The figures also show that more British people are emigrating than are returning to live in the UK.
Of those EU nationals arriving in the UK, fewer were coming for “work-related reasons”, in particular to “look for work”.
By contrast, immigration from countries outside the European Union is going up which means the UK population is continuing to grow at a similar level to early 2014.
Some 285,000 non-EU citizens arrived in the UK in the 12-month period to September, and 80,000 departed.
This gives a net increase of 205,000, the highest for six years.
BBC home affairs correspondent Danny Shaw said this was largely driven by more people coming to study in the UK and an uncharacteristic dip in the previous year’s figures that may have been corrected.
He also speculated whether firms were starting to struggle to recruit or retain people from the EU, forcing them to look outside the EU.
Overall, net migration is estimated to have fallen by 29,000 to 244,000 in the same period.
This includes 73,000 British people coming back to the UK and 125,000 Britons leaving.
The overall net migration figure is still well short of the government’s target to reduce net migration to below 100,000, a pledge made in the 2010, 2015 and 2017 Tory manifestos.
Analysis: A shift away from Britain’s shores
By home affairs correspondent Danny Shaw
What explanation could there be for the decline in EU migration other than Brexit? In the two years before the June 2016 referendum, the number of EU nationals arriving in Britain was stable at about 240,000 to 280,000.
But every quarter since then has recorded falls, from 284,000 to 220,000.
At the same time, the number of EU leavers, which hadn’t risen higher than 100,000 since 2010, began to rise, from 95,000 to 130,000.
Whether it’s a feeling that EU citizens aren’t wanted in the UK, uncertainty about their future or the growing relative strength of other EU economies, there has been a notable shift away from Britain’s shores.
Nevertheless, overall net migration remains at historically high levels, well above the government’s controversial target, with a rise in migration from outside Europe.
Caroline Nokes, immigration minister, said the latest figures demonstrated that the UK was still attracting the “brightest and best people” to come to work and study and described the increase in the number of overseas students as a “huge positive”.
“We are a country that is open for business,” she added.
“We want to have great relations with our European neighbours going forward but at the same time we need to have a sustainable migration system,” she said.
Asked whether falling numbers would adversely affect some sectors, in particular the NHS, Ms Nokes said the independent migration advisory committee was due to report its findings on EU patterns to the government in September so decisions could be made based on evidence.
Labour’s shadow home secretary Diane Abbott said net migration was still double the government’s target and accused the Home Office of turning away qualified doctors despite a recruitment shortage in the NHS.
“This deficit hurts us all and highlights the immigration mess the government has created,” she said.
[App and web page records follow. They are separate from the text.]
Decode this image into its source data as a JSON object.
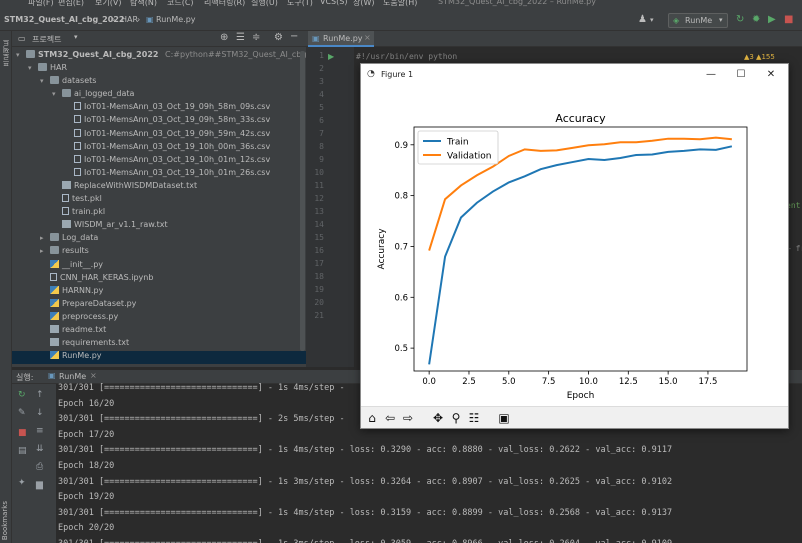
{
  "menu": [
    "파일(F)",
    "편집(E)",
    "보기(V)",
    "탐색(N)",
    "코드(C)",
    "리팩터링(R)",
    "실행(U)",
    "도구(T)",
    "VCS(S)",
    "창(W)",
    "도움말(H)",
    "STM32_Quest_AI_cbg_2022 – RunMe.py"
  ],
  "breadcrumb": {
    "project": "STM32_Quest_AI_cbg_2022",
    "folder": "HAR",
    "file": "RunMe.py"
  },
  "run_config": "RunMe",
  "project_panel": {
    "title": "프로젝트",
    "root": "STM32_Quest_AI_cbg_2022",
    "root_path": "C:#python##STM32_Quest_AI_cbg_2022",
    "items": [
      {
        "label": "HAR",
        "type": "folder",
        "expanded": true,
        "depth": 1
      },
      {
        "label": "datasets",
        "type": "folder",
        "expanded": true,
        "depth": 2
      },
      {
        "label": "ai_logged_data",
        "type": "folder",
        "expanded": true,
        "depth": 3
      },
      {
        "label": "IoT01-MemsAnn_03_Oct_19_09h_58m_09s.csv",
        "type": "file",
        "depth": 4
      },
      {
        "label": "IoT01-MemsAnn_03_Oct_19_09h_58m_33s.csv",
        "type": "file",
        "depth": 4
      },
      {
        "label": "IoT01-MemsAnn_03_Oct_19_09h_59m_42s.csv",
        "type": "file",
        "depth": 4
      },
      {
        "label": "IoT01-MemsAnn_03_Oct_19_10h_00m_36s.csv",
        "type": "file",
        "depth": 4
      },
      {
        "label": "IoT01-MemsAnn_03_Oct_19_10h_01m_12s.csv",
        "type": "file",
        "depth": 4
      },
      {
        "label": "IoT01-MemsAnn_03_Oct_19_10h_01m_26s.csv",
        "type": "file",
        "depth": 4
      },
      {
        "label": "ReplaceWithWISDMDataset.txt",
        "type": "txt",
        "depth": 3
      },
      {
        "label": "test.pkl",
        "type": "file",
        "depth": 3
      },
      {
        "label": "train.pkl",
        "type": "file",
        "depth": 3
      },
      {
        "label": "WISDM_ar_v1.1_raw.txt",
        "type": "txt",
        "depth": 3
      },
      {
        "label": "Log_data",
        "type": "folder",
        "expanded": false,
        "depth": 2
      },
      {
        "label": "results",
        "type": "folder",
        "expanded": false,
        "depth": 2
      },
      {
        "label": "__init__.py",
        "type": "py",
        "depth": 2
      },
      {
        "label": "CNN_HAR_KERAS.ipynb",
        "type": "file",
        "depth": 2
      },
      {
        "label": "HARNN.py",
        "type": "py",
        "depth": 2
      },
      {
        "label": "PrepareDataset.py",
        "type": "py",
        "depth": 2
      },
      {
        "label": "preprocess.py",
        "type": "py",
        "depth": 2
      },
      {
        "label": "readme.txt",
        "type": "txt",
        "depth": 2
      },
      {
        "label": "requirements.txt",
        "type": "txt",
        "depth": 2
      },
      {
        "label": "RunMe.py",
        "type": "py",
        "depth": 2,
        "selected": true
      }
    ]
  },
  "editor": {
    "tab": "RunMe.py",
    "inspections": "▲3  ▲155",
    "line_numbers": [
      "1",
      "2",
      "3",
      "4",
      "5",
      "6",
      "7",
      "8",
      "9",
      "10",
      "11",
      "12",
      "13",
      "14",
      "15",
      "16",
      "17",
      "18",
      "19",
      "20",
      "21"
    ],
    "first_line": "#!/usr/bin/env python",
    "partial_right": [
      "ent",
      "— fr"
    ]
  },
  "run_panel": {
    "label": "실행:",
    "tab": "RunMe",
    "lines": [
      "301/301 [==============================] - 1s 4ms/step -",
      "Epoch 16/20",
      "301/301 [==============================] - 2s 5ms/step -",
      "Epoch 17/20",
      "301/301 [==============================] - 1s 4ms/step - loss: 0.3290 - acc: 0.8880 - val_loss: 0.2622 - val_acc: 0.9117",
      "Epoch 18/20",
      "301/301 [==============================] - 1s 3ms/step - loss: 0.3264 - acc: 0.8907 - val_loss: 0.2625 - val_acc: 0.9102",
      "Epoch 19/20",
      "301/301 [==============================] - 1s 4ms/step - loss: 0.3159 - acc: 0.8899 - val_loss: 0.2568 - val_acc: 0.9137",
      "Epoch 20/20",
      "301/301 [==============================] - 1s 3ms/step - loss: 0.3059 - acc: 0.8966 - val_loss: 0.2604 - val_acc: 0.9109"
    ]
  },
  "left_strip": {
    "project_label": "프로젝트",
    "bookmarks_label": "Bookmarks"
  },
  "figure": {
    "window_title": "Figure 1",
    "toolbar_icons": [
      "home-icon",
      "back-icon",
      "forward-icon",
      "pan-icon",
      "zoom-icon",
      "configure-icon",
      "save-icon"
    ]
  },
  "chart_data": {
    "type": "line",
    "title": "Accuracy",
    "xlabel": "Epoch",
    "ylabel": "Accuracy",
    "x": [
      0,
      1,
      2,
      3,
      4,
      5,
      6,
      7,
      8,
      9,
      10,
      11,
      12,
      13,
      14,
      15,
      16,
      17,
      18,
      19
    ],
    "xticks": [
      "0.0",
      "2.5",
      "5.0",
      "7.5",
      "10.0",
      "12.5",
      "15.0",
      "17.5"
    ],
    "xtick_values": [
      0,
      2.5,
      5,
      7.5,
      10,
      12.5,
      15,
      17.5
    ],
    "yticks": [
      "0.5",
      "0.6",
      "0.7",
      "0.8",
      "0.9"
    ],
    "ytick_values": [
      0.5,
      0.6,
      0.7,
      0.8,
      0.9
    ],
    "xlim": [
      -0.95,
      19.95
    ],
    "ylim": [
      0.455,
      0.935
    ],
    "legend_position": "top-left",
    "series": [
      {
        "name": "Train",
        "color": "#1f77b4",
        "values": [
          0.468,
          0.68,
          0.757,
          0.786,
          0.808,
          0.826,
          0.838,
          0.852,
          0.86,
          0.866,
          0.872,
          0.87,
          0.874,
          0.88,
          0.881,
          0.886,
          0.888,
          0.891,
          0.89,
          0.897
        ]
      },
      {
        "name": "Validation",
        "color": "#ff7f0e",
        "values": [
          0.692,
          0.793,
          0.82,
          0.84,
          0.857,
          0.878,
          0.891,
          0.888,
          0.889,
          0.894,
          0.899,
          0.901,
          0.905,
          0.905,
          0.908,
          0.912,
          0.912,
          0.911,
          0.914,
          0.911
        ]
      }
    ]
  }
}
The ONS figures also show that in 2017, the UK granted asylum, alternative forms of protection or resettlement to almost 15,000 people, 40% of whom were under 18.
Pizza. It’s one of America’s favorite foods, and the possibilities are virtually endless when it comes to what ingredients you can top it with.
Many prefer classic toppings such as pepperoni, mushrooms, sausages, or just plain old cheese, but why limit yourself when there are so many other tasty and unique options? If you’re ready to get a little more adventurous with your food, check out these 15 unusual — but no less delicious — homemade pizza recipes.